Take every line from the data that has the word "Setup" in it.

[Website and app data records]
• • • •

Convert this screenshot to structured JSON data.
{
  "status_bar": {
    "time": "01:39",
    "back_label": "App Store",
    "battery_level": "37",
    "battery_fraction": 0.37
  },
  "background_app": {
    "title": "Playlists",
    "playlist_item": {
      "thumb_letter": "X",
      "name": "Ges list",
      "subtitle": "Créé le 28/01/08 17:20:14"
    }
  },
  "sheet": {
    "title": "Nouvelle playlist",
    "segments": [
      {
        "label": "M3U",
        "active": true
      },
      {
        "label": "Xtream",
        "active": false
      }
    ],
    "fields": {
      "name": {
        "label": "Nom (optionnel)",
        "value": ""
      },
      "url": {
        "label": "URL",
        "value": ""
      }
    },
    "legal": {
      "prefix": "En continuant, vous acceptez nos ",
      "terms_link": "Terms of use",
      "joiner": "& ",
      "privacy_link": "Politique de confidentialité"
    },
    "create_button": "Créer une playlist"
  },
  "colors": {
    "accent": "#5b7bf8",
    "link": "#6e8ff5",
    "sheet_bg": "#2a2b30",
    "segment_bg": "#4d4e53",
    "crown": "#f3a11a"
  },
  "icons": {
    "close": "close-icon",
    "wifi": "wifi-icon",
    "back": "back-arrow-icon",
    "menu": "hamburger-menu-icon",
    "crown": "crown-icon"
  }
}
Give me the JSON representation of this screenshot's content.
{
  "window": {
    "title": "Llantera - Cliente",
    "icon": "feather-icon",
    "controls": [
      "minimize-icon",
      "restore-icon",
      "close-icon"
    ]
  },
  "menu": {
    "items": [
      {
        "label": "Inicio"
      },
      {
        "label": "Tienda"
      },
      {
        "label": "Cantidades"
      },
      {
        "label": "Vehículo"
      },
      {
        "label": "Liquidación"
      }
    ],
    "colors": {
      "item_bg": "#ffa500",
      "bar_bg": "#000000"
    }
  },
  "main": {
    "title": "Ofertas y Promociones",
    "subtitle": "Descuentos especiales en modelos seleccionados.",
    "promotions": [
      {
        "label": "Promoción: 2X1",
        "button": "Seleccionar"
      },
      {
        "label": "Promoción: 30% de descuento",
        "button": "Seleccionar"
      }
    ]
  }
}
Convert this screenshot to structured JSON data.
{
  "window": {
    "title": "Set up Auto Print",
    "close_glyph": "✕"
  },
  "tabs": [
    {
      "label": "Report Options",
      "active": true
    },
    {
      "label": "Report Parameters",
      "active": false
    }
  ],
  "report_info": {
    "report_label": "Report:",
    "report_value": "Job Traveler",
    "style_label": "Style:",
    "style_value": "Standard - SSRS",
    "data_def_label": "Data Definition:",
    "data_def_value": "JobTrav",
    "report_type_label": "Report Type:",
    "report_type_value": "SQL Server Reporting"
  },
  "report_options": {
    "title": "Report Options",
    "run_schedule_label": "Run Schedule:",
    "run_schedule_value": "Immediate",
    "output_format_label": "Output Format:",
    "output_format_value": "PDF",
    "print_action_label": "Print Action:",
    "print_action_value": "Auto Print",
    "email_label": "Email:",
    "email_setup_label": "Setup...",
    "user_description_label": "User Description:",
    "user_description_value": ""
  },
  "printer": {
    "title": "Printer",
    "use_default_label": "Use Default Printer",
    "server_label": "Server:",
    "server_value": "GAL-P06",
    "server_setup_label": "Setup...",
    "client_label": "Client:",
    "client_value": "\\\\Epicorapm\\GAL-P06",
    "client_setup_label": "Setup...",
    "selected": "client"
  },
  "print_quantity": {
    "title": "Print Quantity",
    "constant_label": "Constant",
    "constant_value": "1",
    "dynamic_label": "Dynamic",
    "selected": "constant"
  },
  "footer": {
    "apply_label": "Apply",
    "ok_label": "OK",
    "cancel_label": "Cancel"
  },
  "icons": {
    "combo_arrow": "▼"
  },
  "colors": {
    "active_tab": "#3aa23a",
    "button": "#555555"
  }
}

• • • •

ANSWER:
    "email_setup_label": "Setup...",
    "server_setup_label": "Setup...",
    "client_setup_label": "Setup...",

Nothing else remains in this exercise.